> **Task details**
In the entries below, count the lines that hold the string "author" and state only that count.

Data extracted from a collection

-*-*-

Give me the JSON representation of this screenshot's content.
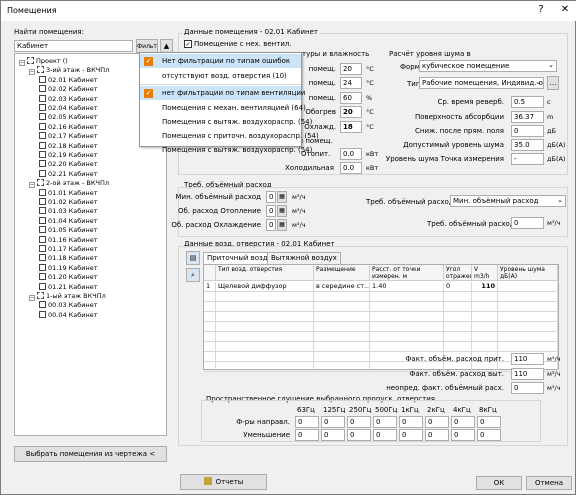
{
  "window": {
    "title": "Помещения",
    "help": "?",
    "close": "✕"
  },
  "search": {
    "label": "Найти помещения:",
    "value": "Кабинет",
    "filter_label": "Фильтр"
  },
  "tree": [
    {
      "depth": 0,
      "label": "Проект ()",
      "icon": "project"
    },
    {
      "depth": 1,
      "label": "3-ий этаж - ВКЧПл",
      "icon": "floor"
    },
    {
      "depth": 2,
      "label": "02.01 Кабинет",
      "icon": "room"
    },
    {
      "depth": 2,
      "label": "02.02 Кабинет",
      "icon": "room"
    },
    {
      "depth": 2,
      "label": "02.03 Кабинет",
      "icon": "room"
    },
    {
      "depth": 2,
      "label": "02.04 Кабинет",
      "icon": "room"
    },
    {
      "depth": 2,
      "label": "02.05 Кабинет",
      "icon": "room"
    },
    {
      "depth": 2,
      "label": "02.16 Кабинет",
      "icon": "room"
    },
    {
      "depth": 2,
      "label": "02.17 Кабинет",
      "icon": "room"
    },
    {
      "depth": 2,
      "label": "02.18 Кабинет",
      "icon": "room"
    },
    {
      "depth": 2,
      "label": "02.19 Кабинет",
      "icon": "room"
    },
    {
      "depth": 2,
      "label": "02.20 Кабинет",
      "icon": "room"
    },
    {
      "depth": 2,
      "label": "02.21 Кабинет",
      "icon": "room"
    },
    {
      "depth": 1,
      "label": "2-ой этаж - ВКЧПл",
      "icon": "floor"
    },
    {
      "depth": 2,
      "label": "01.01 Кабинет",
      "icon": "room"
    },
    {
      "depth": 2,
      "label": "01.02 Кабинет",
      "icon": "room"
    },
    {
      "depth": 2,
      "label": "01.03 Кабинет",
      "icon": "room"
    },
    {
      "depth": 2,
      "label": "01.04 Кабинет",
      "icon": "room"
    },
    {
      "depth": 2,
      "label": "01.05 Кабинет",
      "icon": "room"
    },
    {
      "depth": 2,
      "label": "01.16 Кабинет",
      "icon": "room"
    },
    {
      "depth": 2,
      "label": "01.17 Кабинет",
      "icon": "room"
    },
    {
      "depth": 2,
      "label": "01.18 Кабинет",
      "icon": "room"
    },
    {
      "depth": 2,
      "label": "01.19 Кабинет",
      "icon": "room"
    },
    {
      "depth": 2,
      "label": "01.20 Кабинет",
      "icon": "room"
    },
    {
      "depth": 2,
      "label": "01.21 Кабинет",
      "icon": "room"
    },
    {
      "depth": 1,
      "label": "1-ый этаж ВКЧПл",
      "icon": "floor"
    },
    {
      "depth": 2,
      "label": "00.03 Кабинет",
      "icon": "room"
    },
    {
      "depth": 2,
      "label": "00.04 Кабинет",
      "icon": "room"
    }
  ],
  "select_from_drawing": "Выбрать помещения из чертежа <",
  "popup": {
    "items": [
      {
        "label": "Нет фильтрации по типам ошибок",
        "checked": true
      },
      {
        "label": "отсутствуют возд. отверстия (10)",
        "checked": false
      },
      {
        "label": "нет фильтрации по типам вентиляции",
        "checked": true
      },
      {
        "label": "Помещения с механ. вентиляцией (64)",
        "checked": false
      },
      {
        "label": "Помещения с вытяж. воздухораспр. (54)",
        "checked": false
      },
      {
        "label": "Помещения с приточн. воздухораспр. (54)",
        "checked": false
      },
      {
        "label": "Помещения с вытяж. воздухораспр. (54)",
        "checked": false
      }
    ]
  },
  "room_data": {
    "title": "Данные помещения - 02.01 Кабинет",
    "nonvent_checkbox": "Помещение с нех. вентил.",
    "temp_header": "туры и влажность",
    "rows": [
      {
        "label": "помещ.",
        "value": "20",
        "unit": "°С"
      },
      {
        "label": "помещ.",
        "value": "24",
        "unit": "°С"
      },
      {
        "label": "помещ.",
        "value": "60",
        "unit": "%"
      },
      {
        "label": "Обогрев",
        "value": "20",
        "unit": "°С"
      },
      {
        "label": "Охлажд.",
        "value": "18",
        "unit": "°С"
      }
    ],
    "heat_label": "Отопит.",
    "heat_value": "0.0",
    "heat_unit": "кВт",
    "cool_label": "Холодильная",
    "cool_value": "0.0",
    "cool_unit": "кВт",
    "partial_label": "ии помещ."
  },
  "noise": {
    "title": "Расчёт уровня шума в",
    "form_label": "Форма",
    "form_value": "кубическое помещение",
    "type_label": "Тип",
    "type_value": "Рабочие помещения, Индивид. офис",
    "rows": [
      {
        "label": "Ср. время реверб.",
        "value": "0.5",
        "unit": "с"
      },
      {
        "label": "Поверхность абсорбции",
        "value": "36.37",
        "unit": "m"
      },
      {
        "label": "Сниж. после прям. поля",
        "value": "0",
        "unit": "дБ"
      },
      {
        "label": "Допустимый уровень шума",
        "value": "35.0",
        "unit": "дБ(A)"
      },
      {
        "label": "Уровень шума Точка измерения",
        "value": "-",
        "unit": "дБ(A)"
      }
    ]
  },
  "airflow": {
    "title": "Треб. объёмный расход",
    "rows": [
      {
        "label": "Мин. объёмный расход",
        "value": "0",
        "unit": "м³/ч"
      },
      {
        "label": "Об. расход Отопление",
        "value": "0",
        "unit": "м³/ч"
      },
      {
        "label": "Об. расход Охлаждение",
        "value": "0",
        "unit": "м³/ч"
      }
    ],
    "from_label": "Треб. объёмный расход из:",
    "from_value": "Мин. объёмный расход",
    "req_label": "Треб. объёмный расход",
    "req_value": "0",
    "req_unit": "м³/ч"
  },
  "openings": {
    "title": "Данные возд. отверстия - 02.01 Кабинет",
    "tabs": [
      "Приточный воздух",
      "Вытяжной воздух"
    ],
    "columns": [
      "",
      "Тип возд. отверстия",
      "Размещение",
      "Расст. от точки измерен. м",
      "Угол отражен.",
      "V m3/h",
      "Уровень шума дБ(A)"
    ],
    "rows": [
      [
        "1",
        "Щелевой диффузор",
        "в середине ст...",
        "1.40",
        "0",
        "110",
        ""
      ]
    ]
  },
  "totals": [
    {
      "label": "Факт. объём. расход прит.",
      "value": "110",
      "unit": "м³/ч"
    },
    {
      "label": "Факт. объём. расход выт.",
      "value": "110",
      "unit": "м³/ч"
    },
    {
      "label": "неопред. факт. объёмный расх.",
      "value": "0",
      "unit": "м³/ч"
    }
  ],
  "attenuation": {
    "title": "Пространственное глушение выбранного пропуск. отверстия",
    "freqs": [
      "63Гц",
      "125Гц",
      "250Гц",
      "500Гц",
      "1кГц",
      "2кГц",
      "4кГц",
      "8кГц"
    ],
    "rows": [
      {
        "label": "Ф-ры направл.",
        "values": [
          "0",
          "0",
          "0",
          "0",
          "0",
          "0",
          "0",
          "0"
        ]
      },
      {
        "label": "Уменьшение",
        "values": [
          "0",
          "0",
          "0",
          "0",
          "0",
          "0",
          "0",
          "0"
        ]
      }
    ]
  },
  "footer": {
    "reports": "Отчеты",
    "ok": "ОК",
    "cancel": "Отмена"
  },
  "colors": {
    "accent": "#0078d7",
    "check": "#e67e00",
    "highlight": "#cce4f7"
  }
}
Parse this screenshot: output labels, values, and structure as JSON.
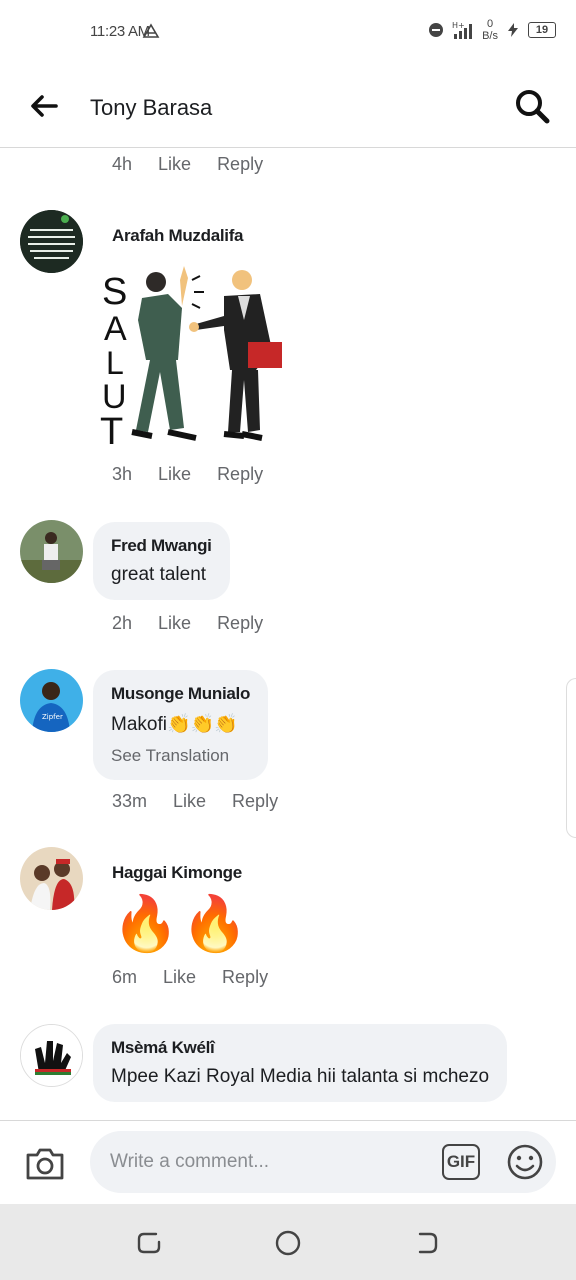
{
  "status": {
    "time": "11:23 AM",
    "net_speed_value": "0",
    "net_speed_unit": "B/s",
    "battery": "19"
  },
  "header": {
    "title": "Tony Barasa",
    "back_icon": "arrow-left-icon",
    "search_icon": "search-icon"
  },
  "top_meta": {
    "time": "4h",
    "like": "Like",
    "reply": "Reply"
  },
  "comments": [
    {
      "author": "Arafah Muzdalifa",
      "time": "3h",
      "like": "Like",
      "reply": "Reply",
      "sticker_text": "SALUT"
    },
    {
      "author": "Fred Mwangi",
      "text": "great talent",
      "time": "2h",
      "like": "Like",
      "reply": "Reply"
    },
    {
      "author": "Musonge Munialo",
      "text": "Makofi👏👏👏",
      "see_translation": "See Translation",
      "time": "33m",
      "like": "Like",
      "reply": "Reply"
    },
    {
      "author": "Haggai Kimonge",
      "emojis": "🔥🔥",
      "time": "6m",
      "like": "Like",
      "reply": "Reply"
    },
    {
      "author": "Msèmá Kwélî",
      "text": "Mpee Kazi Royal Media hii talanta si mchezo"
    }
  ],
  "composer": {
    "placeholder": "Write a comment...",
    "gif_label": "GIF"
  },
  "colors": {
    "bubble": "#f0f2f5",
    "meta": "#65676b",
    "text": "#1c1e21"
  }
}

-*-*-

> **Problem solution**
5